» **TASK REQUIREMENTS**
Return every line of the data below, exactly.

[SOURCE MATERIAL Boundary: Start]

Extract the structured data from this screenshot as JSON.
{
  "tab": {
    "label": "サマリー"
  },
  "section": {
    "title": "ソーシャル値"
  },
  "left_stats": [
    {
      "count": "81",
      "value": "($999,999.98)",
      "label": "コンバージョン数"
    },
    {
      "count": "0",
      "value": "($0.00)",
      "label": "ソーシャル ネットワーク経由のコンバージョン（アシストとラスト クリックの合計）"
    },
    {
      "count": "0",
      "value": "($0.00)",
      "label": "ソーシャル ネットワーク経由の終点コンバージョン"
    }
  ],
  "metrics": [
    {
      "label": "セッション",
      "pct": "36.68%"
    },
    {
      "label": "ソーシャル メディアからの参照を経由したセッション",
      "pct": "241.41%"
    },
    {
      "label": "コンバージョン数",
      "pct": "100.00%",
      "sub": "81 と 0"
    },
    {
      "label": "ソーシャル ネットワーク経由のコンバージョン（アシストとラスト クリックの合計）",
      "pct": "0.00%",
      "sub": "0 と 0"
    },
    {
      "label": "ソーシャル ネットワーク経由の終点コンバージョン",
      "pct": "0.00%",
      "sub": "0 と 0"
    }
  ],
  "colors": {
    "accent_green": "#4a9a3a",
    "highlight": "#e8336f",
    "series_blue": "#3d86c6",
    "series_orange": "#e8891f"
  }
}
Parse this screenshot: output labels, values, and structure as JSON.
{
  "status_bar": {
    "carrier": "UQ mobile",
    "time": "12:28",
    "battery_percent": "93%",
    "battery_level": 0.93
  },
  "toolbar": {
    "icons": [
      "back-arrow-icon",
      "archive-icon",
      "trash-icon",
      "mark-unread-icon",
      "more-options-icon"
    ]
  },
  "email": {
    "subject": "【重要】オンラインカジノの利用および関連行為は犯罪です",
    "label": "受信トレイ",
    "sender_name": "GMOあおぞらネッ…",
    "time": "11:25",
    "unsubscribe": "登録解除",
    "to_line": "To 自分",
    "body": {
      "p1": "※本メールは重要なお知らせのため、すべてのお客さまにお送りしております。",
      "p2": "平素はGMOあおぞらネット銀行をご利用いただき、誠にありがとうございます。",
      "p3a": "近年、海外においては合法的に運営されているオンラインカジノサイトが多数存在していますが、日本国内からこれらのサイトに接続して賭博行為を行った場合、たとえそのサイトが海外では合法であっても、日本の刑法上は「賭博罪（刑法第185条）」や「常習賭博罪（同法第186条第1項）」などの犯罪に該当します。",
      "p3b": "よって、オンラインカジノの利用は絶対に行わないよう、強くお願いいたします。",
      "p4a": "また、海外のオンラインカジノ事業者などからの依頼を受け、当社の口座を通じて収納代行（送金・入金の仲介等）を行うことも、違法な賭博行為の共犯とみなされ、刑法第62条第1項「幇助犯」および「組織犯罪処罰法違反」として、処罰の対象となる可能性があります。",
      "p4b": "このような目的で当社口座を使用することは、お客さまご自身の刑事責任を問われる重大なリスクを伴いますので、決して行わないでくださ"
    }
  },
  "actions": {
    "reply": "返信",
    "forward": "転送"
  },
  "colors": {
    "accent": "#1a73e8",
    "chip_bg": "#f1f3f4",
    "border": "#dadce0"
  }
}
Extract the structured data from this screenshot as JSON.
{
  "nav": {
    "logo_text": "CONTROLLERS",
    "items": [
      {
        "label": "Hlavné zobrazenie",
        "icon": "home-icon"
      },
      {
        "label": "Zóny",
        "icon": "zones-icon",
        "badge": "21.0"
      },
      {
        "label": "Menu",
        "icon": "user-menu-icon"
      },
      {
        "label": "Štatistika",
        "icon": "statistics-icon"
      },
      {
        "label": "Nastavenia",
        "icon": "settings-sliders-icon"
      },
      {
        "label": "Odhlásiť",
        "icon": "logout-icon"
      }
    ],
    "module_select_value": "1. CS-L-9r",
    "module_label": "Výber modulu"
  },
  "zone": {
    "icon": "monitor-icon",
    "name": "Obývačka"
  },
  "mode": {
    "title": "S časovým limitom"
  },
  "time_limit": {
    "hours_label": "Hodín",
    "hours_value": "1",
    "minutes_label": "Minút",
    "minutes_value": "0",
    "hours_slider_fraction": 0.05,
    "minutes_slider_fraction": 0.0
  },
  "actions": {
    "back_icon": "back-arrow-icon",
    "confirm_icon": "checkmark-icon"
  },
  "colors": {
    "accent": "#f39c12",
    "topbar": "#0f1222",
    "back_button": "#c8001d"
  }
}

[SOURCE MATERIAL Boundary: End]

» **PROBLEM SOLUTION**
Extract the structured data from this screenshot as JSON.
{
  "tab": {
    "label": "サマリー"
  },
  "section": {
    "title": "ソーシャル値"
  },
  "left_stats": [
    {
      "count": "81",
      "value": "($999,999.98)",
      "label": "コンバージョン数"
    },
    {
      "count": "0",
      "value": "($0.00)",
      "label": "ソーシャル ネットワーク経由のコンバージョン（アシストとラスト クリックの合計）"
    },
    {
      "count": "0",
      "value": "($0.00)",
      "label": "ソーシャル ネットワーク経由の終点コンバージョン"
    }
  ],
  "metrics": [
    {
      "label": "セッション",
      "pct": "36.68%"
    },
    {
      "label": "ソーシャル メディアからの参照を経由したセッション",
      "pct": "241.41%"
    },
    {
      "label": "コンバージョン数",
      "pct": "100.00%",
      "sub": "81 と 0"
    },
    {
      "label": "ソーシャル ネットワーク経由のコンバージョン（アシストとラスト クリックの合計）",
      "pct": "0.00%",
      "sub": "0 と 0"
    },
    {
      "label": "ソーシャル ネットワーク経由の終点コンバージョン",
      "pct": "0.00%",
      "sub": "0 と 0"
    }
  ],
  "colors": {
    "accent_green": "#4a9a3a",
    "highlight": "#e8336f",
    "series_blue": "#3d86c6",
    "series_orange": "#e8891f"
  }
}
Parse this screenshot: output labels, values, and structure as JSON.
{
  "status_bar": {
    "carrier": "UQ mobile",
    "time": "12:28",
    "battery_percent": "93%",
    "battery_level": 0.93
  },
  "toolbar": {
    "icons": [
      "back-arrow-icon",
      "archive-icon",
      "trash-icon",
      "mark-unread-icon",
      "more-options-icon"
    ]
  },
  "email": {
    "subject": "【重要】オンラインカジノの利用および関連行為は犯罪です",
    "label": "受信トレイ",
    "sender_name": "GMOあおぞらネッ…",
    "time": "11:25",
    "unsubscribe": "登録解除",
    "to_line": "To 自分",
    "body": {
      "p1": "※本メールは重要なお知らせのため、すべてのお客さまにお送りしております。",
      "p2": "平素はGMOあおぞらネット銀行をご利用いただき、誠にありがとうございます。",
      "p3a": "近年、海外においては合法的に運営されているオンラインカジノサイトが多数存在していますが、日本国内からこれらのサイトに接続して賭博行為を行った場合、たとえそのサイトが海外では合法であっても、日本の刑法上は「賭博罪（刑法第185条）」や「常習賭博罪（同法第186条第1項）」などの犯罪に該当します。",
      "p3b": "よって、オンラインカジノの利用は絶対に行わないよう、強くお願いいたします。",
      "p4a": "また、海外のオンラインカジノ事業者などからの依頼を受け、当社の口座を通じて収納代行（送金・入金の仲介等）を行うことも、違法な賭博行為の共犯とみなされ、刑法第62条第1項「幇助犯」および「組織犯罪処罰法違反」として、処罰の対象となる可能性があります。",
      "p4b": "このような目的で当社口座を使用することは、お客さまご自身の刑事責任を問われる重大なリスクを伴いますので、決して行わないでくださ"
    }
  },
  "actions": {
    "reply": "返信",
    "forward": "転送"
  },
  "colors": {
    "accent": "#1a73e8",
    "chip_bg": "#f1f3f4",
    "border": "#dadce0"
  }
}
Extract the structured data from this screenshot as JSON.
{
  "nav": {
    "logo_text": "CONTROLLERS",
    "items": [
      {
        "label": "Hlavné zobrazenie",
        "icon": "home-icon"
      },
      {
        "label": "Zóny",
        "icon": "zones-icon",
        "badge": "21.0"
      },
      {
        "label": "Menu",
        "icon": "user-menu-icon"
      },
      {
        "label": "Štatistika",
        "icon": "statistics-icon"
      },
      {
        "label": "Nastavenia",
        "icon": "settings-sliders-icon"
      },
      {
        "label": "Odhlásiť",
        "icon": "logout-icon"
      }
    ],
    "module_select_value": "1. CS-L-9r",
    "module_label": "Výber modulu"
  },
  "zone": {
    "icon": "monitor-icon",
    "name": "Obývačka"
  },
  "mode": {
    "title": "S časovým limitom"
  },
  "time_limit": {
    "hours_label": "Hodín",
    "hours_value": "1",
    "minutes_label": "Minút",
    "minutes_value": "0",
    "hours_slider_fraction": 0.05,
    "minutes_slider_fraction": 0.0
  },
  "actions": {
    "back_icon": "back-arrow-icon",
    "confirm_icon": "checkmark-icon"
  },
  "colors": {
    "accent": "#f39c12",
    "topbar": "#0f1222",
    "back_button": "#c8001d"
  }
}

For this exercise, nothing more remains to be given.